To Paramilitary Leaders
BOGOTA, Colombia -- Congress passed a bill granting reduced punishments to right-wing warlords who disarm, a key step in President Alvaro Uribe's strategy to wind down Colombia's decades-long conflict. Opponents said the bill would let killers off the hook.
The legislation says paramilitary leaders must confess their crimes, return stolen goods and compensate victims. In exchange, prison terms are limited to eight years.
Passage came after Uribe toughened his proposal under pressure from rights groups and U.S. lawmakers who warned it was overly lenient toward leaders of the brutal far-right paramilitary United Self-Defense Forces of Colombia, which is on the State Department list of terrorist organizations.
Uribe has been in peace talks with the 13,000-member group for more than two years. Paramilitary groups, blamed for some of the worst atrocities in the war, were formed as private militias in the 1980s by landowners and cocaine barons to guard against Marxist rebels, who have been waging war since 1964.
* MOSCOW -- A Vatican envoy held talks with a senior Russian Orthodox priest but cautioned that progress in healing the rift between the two churches would be measured in small steps. The head of the Vatican's office for relations with other Christians, Cardinal Walter Kasper, met with Metropolitan Kirill, head of the Russian Orthodox Church's foreign relations department.
* MADRID -- The upper house of Spain's parliament voted against a government proposal to legalize gay marriage, but the legislation will likely become law despite an outcry from Catholics. The bill will return to the lower house, where it is expected to win final approval.
* MADRID -- Spain's ousted center-right government "manipulated and twisted" the March 2004 commuter train bombings in Madrid that killed 191 in a bid to salvage general elections three days after the attacks, a parliamentary commission found.
Despite evidence to the contrary, including a tape by an Islamic group saying the attack was a reprisal for Spain's role in Iraq, Jose Maria Aznar's Popular Party insisted Basque separatists were the prime suspects.
* CAPE TOWN, South Africa -- President Thabo Mbeki named Minerals and Energy Minister Phumzile Mlambo-Ngcuka to succeed his graft-tainted former deputy, Jacob Zuma, but immediately faced questions about the appointment. At a news conference, journalists asked about news reports linking her brother to alleged wrongdoing by oil companies and illicit funding of the ruling African National Congress.
* PORT-AU-PRINCE, Haiti -- Heavy gunfire erupted near Haiti's presidential palace as interim President Boniface Alexandre spoke at a ceremony to appoint four cabinet members.
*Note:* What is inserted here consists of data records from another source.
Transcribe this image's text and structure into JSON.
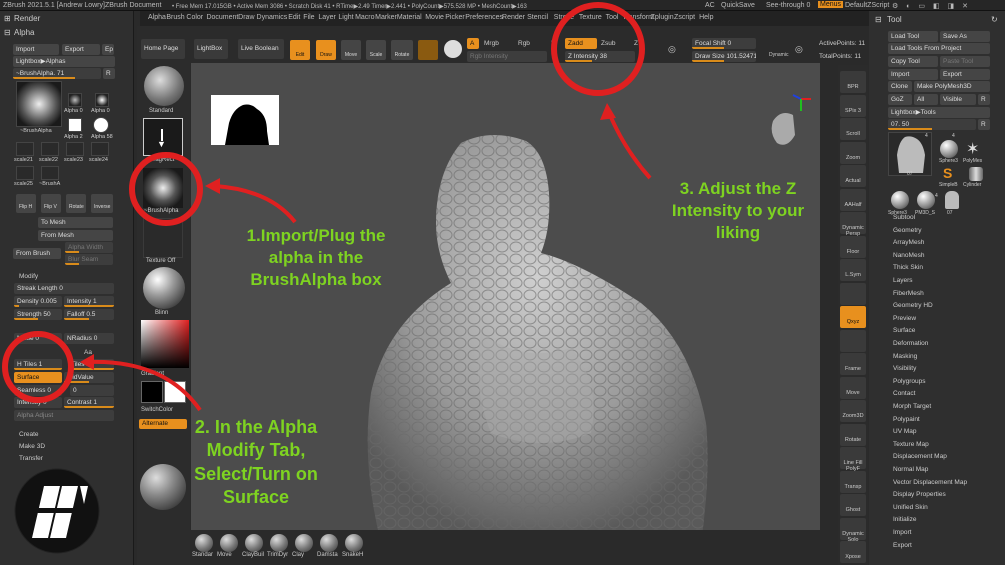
{
  "title_bar": {
    "app": "ZBrush 2021.5.1 [Andrew Lowry]",
    "document": "ZBrush Document",
    "stats": "• Free Mem 17.015GB • Active Mem 3086 • Scratch Disk 41 • RTime▶2.49 Timer▶2.441 • PolyCount▶575.528 MP • MeshCount▶163",
    "ac": "AC",
    "quicksave": "QuickSave",
    "seethrough": "See-through  0",
    "menus": "Menus",
    "zscript": "DefaultZScript"
  },
  "menubar": [
    "Alpha",
    "Brush",
    "Color",
    "Document",
    "Draw",
    "Dynamics",
    "Edit",
    "File",
    "Layer",
    "Light",
    "Macro",
    "Marker",
    "Material",
    "Movie",
    "Picker",
    "Preferences",
    "Render",
    "Stencil",
    "Stroke",
    "Texture",
    "Tool",
    "Transform",
    "Zplugin",
    "Zscript",
    "Help"
  ],
  "left_panel": {
    "render_title": "Render",
    "alpha_title": "Alpha",
    "import": "Import",
    "export": "Export",
    "ep": "Ep",
    "lightbox_alphas": "Lightbox▶Alphas",
    "brush_alpha_slider": "~BrushAlpha. 71",
    "r_label": "R",
    "brushalpha_thumb": "~BrushAlpha",
    "alpha0": "Alpha 0",
    "alpha0b": "Alpha 0",
    "alpha2": "Alpha 2",
    "alpha58": "Alpha 58",
    "alpha_grid": [
      "scale21",
      "scale22",
      "scale23",
      "scale24",
      "scale25",
      "~BrushA"
    ],
    "flip_h": "Flip H",
    "flip_v": "Flip V",
    "rotate": "Rotate",
    "inverse": "Inverse",
    "to_mesh": "To Mesh",
    "from_mesh": "From Mesh",
    "alpha_width": "Alpha Width",
    "blur_seam": "Blur Seam",
    "from_brush": "From Brush",
    "modify": "Modify",
    "streak_length": "Streak Length 0",
    "density": "Density 0.005",
    "intensity_top": "Intensity 1",
    "strength": "Strength 50",
    "falloff": "Falloff 0.5",
    "noise": "Noise 0",
    "nradius": "NRadius 0",
    "aa": "Aa",
    "h_tiles": "H Tiles 1",
    "v_tiles": "Tiles 1",
    "surface": "Surface",
    "midvalue": "MidValue",
    "seamless": "Seamless 0",
    "seam_val": "0",
    "intensity": "Intensity 0",
    "contrast": "Contrast 1",
    "alpha_adjust": "Alpha Adjust",
    "create": "Create",
    "make3d": "Make 3D",
    "transfer": "Transfer"
  },
  "shelf": {
    "home_page": "Home Page",
    "lightbox": "LightBox",
    "live_boolean": "Live Boolean",
    "standard": "Standard",
    "dragrect": "DragRect",
    "brushalpha": "~BrushAlpha",
    "texture_off": "Texture Off",
    "blinn": "Blinn",
    "gradient": "Gradient",
    "switchcolor": "SwitchColor",
    "alternate": "Alternate"
  },
  "top_tools": {
    "edit": "Edit",
    "draw": "Draw",
    "move": "Move",
    "scale": "Scale",
    "rotate": "Rotate",
    "a": "A",
    "mrgb": "Mrgb",
    "rgb": "Rgb",
    "m": "M",
    "zadd": "Zadd",
    "zsub": "Zsub",
    "zcut": "Z",
    "rgb_intensity": "Rgb Intensity",
    "z_intensity": "Z Intensity 38",
    "focal_shift": "Focal Shift 0",
    "draw_size": "Draw Size 101.52471",
    "dynamic": "Dynamic",
    "active_points": "ActivePoints: 11",
    "total_points": "TotalPoints: 11"
  },
  "right_shelf": [
    "BPR",
    "SPix 3",
    "Scroll",
    "Zoom",
    "Actual",
    "AAHalf",
    "Dynamic Persp",
    "Floor",
    "L.Sym",
    "",
    "Qxyz",
    "",
    "Frame",
    "Move",
    "Zoom3D",
    "Rotate",
    "Line Fill PolyF",
    "Transp",
    "Ghost",
    "Dynamic Solo",
    "Xpose"
  ],
  "right_panel": {
    "tool_title": "Tool",
    "load_tool": "Load Tool",
    "save_as": "Save As",
    "load_from_project": "Load Tools From Project",
    "copy_tool": "Copy Tool",
    "paste_tool": "Paste Tool",
    "import": "Import",
    "export": "Export",
    "clone": "Clone",
    "make_polymesh": "Make PolyMesh3D",
    "goz": "GoZ",
    "all": "All",
    "visible": "Visible",
    "r": "R",
    "lightbox_tools": "Lightbox▶Tools",
    "tool_slider": "07. 50",
    "thumb_labels": [
      "07",
      "Sphere3",
      "PolyMes",
      "SimpleB",
      "Cylinder",
      "Sphere3",
      "PM3D_S",
      "07"
    ],
    "thumb_nums": [
      "4",
      "4",
      "4"
    ],
    "menu": [
      "Subtool",
      "Geometry",
      "ArrayMesh",
      "NanoMesh",
      "Thick Skin",
      "Layers",
      "FiberMesh",
      "Geometry HD",
      "Preview",
      "Surface",
      "Deformation",
      "Masking",
      "Visibility",
      "Polygroups",
      "Contact",
      "Morph Target",
      "Polypaint",
      "UV Map",
      "Texture Map",
      "Displacement Map",
      "Normal Map",
      "Vector Displacement Map",
      "Display Properties",
      "Unified Skin",
      "Initialize",
      "Import",
      "Export"
    ]
  },
  "bottom_brushes": [
    "Standar",
    "Move",
    "ClayBuil",
    "TrimDyr",
    "Clay",
    "Damsta",
    "SnakeH"
  ],
  "annotations": {
    "a1": "1.Import/Plug the alpha in the BrushAlpha box",
    "a2": "2. In the Alpha Modify Tab, Select/Turn on Surface",
    "a3": "3. Adjust the Z Intensity to your liking"
  },
  "colors": {
    "accent": "#e8901e",
    "annotation_green": "#7ed321",
    "annotation_red": "#e02020"
  }
}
There no reports of casualties.
Meanwhile, the U.N. Security Council voted unanimously to add 1,000 soldiers and police officers to the U.N. peacekeeping mission ahead of November elections.
* A British citizen arrested in Mexico Tuesday for suspected links to the men who carried out the Sept. 11, 2001, terror attacks has been determined not to "represent any threat" and will be released, an official from Mexico's immigration agency said.
U.S. and Mexican officials said Amer Haykel, 45, was arrested because Mexican authorities, acting on information from U.S. law enforcement, believed he was wanted in the United States. Officials in both countries said Haykel had once been wanted for questioning but was no longer. Mexican authorities were apparently working from U.S. information that had not been updated, officials said.
"Amer Haykel does not represent any threat for national security nor is he wanted by the authorities in any country," said Tonatiuh Garcia, an official with Mexico's National Migration Institute.
-- Kevin Sullivan
* QUITO, Ecuador -- Police said Ecuador has broken up a cocaine ring suspected of funneling cash to Hezbollah, the Lebanese Shiite Muslim group listed by the United States as a terrorist organization. Police arrested eight members of the ring based in Quito. The ring's alleged leader, Rady Zaiter of Lebanon, was captured in neighboring Colombia.
* BEIJING -- Flooding triggered by torrential rains killed at least 27 people and forced the evacuation of more than 300,000 in a mountainous region of southern China, the government said. Twenty people were missing in the flooding in the Guangxi region.
-- From News Services